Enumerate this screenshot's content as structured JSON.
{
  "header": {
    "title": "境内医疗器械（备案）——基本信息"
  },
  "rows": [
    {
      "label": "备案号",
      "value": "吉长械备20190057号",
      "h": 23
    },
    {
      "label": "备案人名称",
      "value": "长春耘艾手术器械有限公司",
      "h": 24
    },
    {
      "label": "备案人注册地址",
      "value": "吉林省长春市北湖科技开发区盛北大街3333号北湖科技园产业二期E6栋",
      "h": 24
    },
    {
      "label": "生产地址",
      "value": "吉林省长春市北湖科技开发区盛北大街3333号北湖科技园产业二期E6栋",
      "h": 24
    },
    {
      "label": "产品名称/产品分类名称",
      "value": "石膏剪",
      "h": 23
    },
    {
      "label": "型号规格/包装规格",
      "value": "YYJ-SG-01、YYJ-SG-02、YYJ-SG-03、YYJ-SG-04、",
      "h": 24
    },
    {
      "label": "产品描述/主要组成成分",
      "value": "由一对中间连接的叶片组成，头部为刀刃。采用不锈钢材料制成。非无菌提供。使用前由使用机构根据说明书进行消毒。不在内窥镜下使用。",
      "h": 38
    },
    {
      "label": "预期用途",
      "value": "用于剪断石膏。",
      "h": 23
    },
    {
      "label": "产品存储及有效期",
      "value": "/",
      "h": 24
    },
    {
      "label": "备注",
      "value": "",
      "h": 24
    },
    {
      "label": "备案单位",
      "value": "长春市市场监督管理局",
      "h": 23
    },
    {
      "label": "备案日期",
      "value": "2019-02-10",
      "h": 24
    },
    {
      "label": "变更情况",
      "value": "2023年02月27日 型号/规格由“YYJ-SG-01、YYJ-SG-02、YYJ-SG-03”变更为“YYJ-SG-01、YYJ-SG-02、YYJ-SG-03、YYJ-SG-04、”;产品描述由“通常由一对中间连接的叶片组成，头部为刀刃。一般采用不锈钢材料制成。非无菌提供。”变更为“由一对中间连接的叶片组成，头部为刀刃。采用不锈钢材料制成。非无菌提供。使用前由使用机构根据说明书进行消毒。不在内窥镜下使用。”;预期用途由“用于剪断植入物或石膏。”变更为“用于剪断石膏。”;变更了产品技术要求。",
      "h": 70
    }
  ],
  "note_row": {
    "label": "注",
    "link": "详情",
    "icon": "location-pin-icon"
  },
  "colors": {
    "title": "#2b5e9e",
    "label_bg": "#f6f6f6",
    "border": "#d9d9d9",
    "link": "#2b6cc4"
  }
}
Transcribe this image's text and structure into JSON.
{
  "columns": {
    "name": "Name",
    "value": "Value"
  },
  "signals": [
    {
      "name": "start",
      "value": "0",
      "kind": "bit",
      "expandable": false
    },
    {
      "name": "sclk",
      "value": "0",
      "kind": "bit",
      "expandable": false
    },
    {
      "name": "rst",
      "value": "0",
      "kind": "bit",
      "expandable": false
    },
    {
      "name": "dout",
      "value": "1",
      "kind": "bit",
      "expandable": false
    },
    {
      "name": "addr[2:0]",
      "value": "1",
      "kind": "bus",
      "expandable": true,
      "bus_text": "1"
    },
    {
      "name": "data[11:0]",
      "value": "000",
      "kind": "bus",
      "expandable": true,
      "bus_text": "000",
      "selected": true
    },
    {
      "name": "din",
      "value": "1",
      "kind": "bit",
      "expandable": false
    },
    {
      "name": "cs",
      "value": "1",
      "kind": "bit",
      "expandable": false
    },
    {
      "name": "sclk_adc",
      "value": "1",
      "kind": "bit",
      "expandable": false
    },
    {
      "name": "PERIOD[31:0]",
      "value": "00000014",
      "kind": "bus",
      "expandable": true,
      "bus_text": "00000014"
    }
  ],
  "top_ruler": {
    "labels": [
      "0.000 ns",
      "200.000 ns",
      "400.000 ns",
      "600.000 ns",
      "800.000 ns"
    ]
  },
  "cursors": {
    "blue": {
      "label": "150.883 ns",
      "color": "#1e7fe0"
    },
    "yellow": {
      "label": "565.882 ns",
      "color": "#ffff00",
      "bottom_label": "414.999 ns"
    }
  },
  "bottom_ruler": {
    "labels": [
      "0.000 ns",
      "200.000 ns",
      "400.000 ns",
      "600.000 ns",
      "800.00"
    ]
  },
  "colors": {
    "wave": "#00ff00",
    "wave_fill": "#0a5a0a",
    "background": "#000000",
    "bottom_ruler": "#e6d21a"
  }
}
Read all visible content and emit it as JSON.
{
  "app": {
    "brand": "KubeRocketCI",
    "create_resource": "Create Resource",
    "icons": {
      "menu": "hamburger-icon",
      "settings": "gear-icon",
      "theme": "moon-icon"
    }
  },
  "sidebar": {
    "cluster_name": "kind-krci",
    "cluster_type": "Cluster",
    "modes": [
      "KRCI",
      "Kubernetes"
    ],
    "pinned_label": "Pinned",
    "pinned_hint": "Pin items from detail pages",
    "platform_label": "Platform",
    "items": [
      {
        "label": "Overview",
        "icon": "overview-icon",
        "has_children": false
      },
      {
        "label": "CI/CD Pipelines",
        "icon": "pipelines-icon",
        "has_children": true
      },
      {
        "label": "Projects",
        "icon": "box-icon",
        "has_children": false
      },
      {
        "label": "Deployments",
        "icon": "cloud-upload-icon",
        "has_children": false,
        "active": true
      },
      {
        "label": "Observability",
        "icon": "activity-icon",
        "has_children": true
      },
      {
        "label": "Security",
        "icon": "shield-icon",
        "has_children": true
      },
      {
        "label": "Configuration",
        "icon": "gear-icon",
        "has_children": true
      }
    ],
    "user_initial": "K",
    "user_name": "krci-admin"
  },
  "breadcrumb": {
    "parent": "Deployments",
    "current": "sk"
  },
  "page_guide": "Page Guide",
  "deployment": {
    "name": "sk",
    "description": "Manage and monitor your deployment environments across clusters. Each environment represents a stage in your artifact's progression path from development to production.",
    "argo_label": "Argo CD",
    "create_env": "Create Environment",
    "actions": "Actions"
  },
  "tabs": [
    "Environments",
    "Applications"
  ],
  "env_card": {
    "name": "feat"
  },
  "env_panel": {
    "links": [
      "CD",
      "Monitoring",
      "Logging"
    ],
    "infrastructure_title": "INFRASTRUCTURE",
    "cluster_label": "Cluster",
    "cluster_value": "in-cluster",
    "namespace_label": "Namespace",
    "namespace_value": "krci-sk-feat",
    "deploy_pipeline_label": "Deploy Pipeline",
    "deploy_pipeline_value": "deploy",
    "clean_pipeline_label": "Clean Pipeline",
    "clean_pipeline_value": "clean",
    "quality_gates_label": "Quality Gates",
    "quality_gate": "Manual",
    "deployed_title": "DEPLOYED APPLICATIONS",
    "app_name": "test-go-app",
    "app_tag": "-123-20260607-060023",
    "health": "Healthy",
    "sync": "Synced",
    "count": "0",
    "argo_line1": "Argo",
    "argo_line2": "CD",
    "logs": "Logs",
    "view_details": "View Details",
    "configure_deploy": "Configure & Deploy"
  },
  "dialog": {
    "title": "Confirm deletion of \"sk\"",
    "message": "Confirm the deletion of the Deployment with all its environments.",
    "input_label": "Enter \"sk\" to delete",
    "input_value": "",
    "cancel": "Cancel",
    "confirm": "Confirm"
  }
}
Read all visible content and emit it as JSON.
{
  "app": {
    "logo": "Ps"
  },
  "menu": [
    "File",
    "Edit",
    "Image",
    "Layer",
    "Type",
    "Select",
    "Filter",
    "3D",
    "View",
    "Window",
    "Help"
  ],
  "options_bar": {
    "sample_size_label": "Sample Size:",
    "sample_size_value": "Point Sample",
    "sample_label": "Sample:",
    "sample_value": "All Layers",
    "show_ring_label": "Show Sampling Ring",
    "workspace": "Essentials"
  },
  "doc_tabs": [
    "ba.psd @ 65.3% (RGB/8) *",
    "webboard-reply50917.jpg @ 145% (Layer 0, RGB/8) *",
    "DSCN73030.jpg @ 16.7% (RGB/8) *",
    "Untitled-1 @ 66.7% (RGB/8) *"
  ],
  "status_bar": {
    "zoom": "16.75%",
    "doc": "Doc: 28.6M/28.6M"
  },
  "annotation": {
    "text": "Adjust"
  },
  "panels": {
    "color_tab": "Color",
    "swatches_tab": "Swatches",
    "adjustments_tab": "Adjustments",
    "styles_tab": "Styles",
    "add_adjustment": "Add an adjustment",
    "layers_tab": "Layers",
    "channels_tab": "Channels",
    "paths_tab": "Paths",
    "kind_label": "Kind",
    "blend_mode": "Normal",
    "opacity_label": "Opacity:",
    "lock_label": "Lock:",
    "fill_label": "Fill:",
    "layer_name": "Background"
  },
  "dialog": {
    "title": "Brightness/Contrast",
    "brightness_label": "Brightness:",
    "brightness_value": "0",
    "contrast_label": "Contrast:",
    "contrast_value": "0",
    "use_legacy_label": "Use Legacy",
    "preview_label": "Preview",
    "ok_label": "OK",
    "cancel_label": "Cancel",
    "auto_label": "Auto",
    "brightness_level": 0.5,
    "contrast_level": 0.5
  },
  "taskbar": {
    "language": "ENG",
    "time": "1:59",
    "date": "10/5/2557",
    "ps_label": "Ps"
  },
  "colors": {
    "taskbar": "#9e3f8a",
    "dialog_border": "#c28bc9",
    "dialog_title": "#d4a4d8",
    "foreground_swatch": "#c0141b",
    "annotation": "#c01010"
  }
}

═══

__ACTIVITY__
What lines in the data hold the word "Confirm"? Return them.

__THE ANSWER__
    "title": "Confirm deletion of \"sk\"",
    "message": "Confirm the deletion of the Deployment with all its environments.",
    "confirm": "Confirm"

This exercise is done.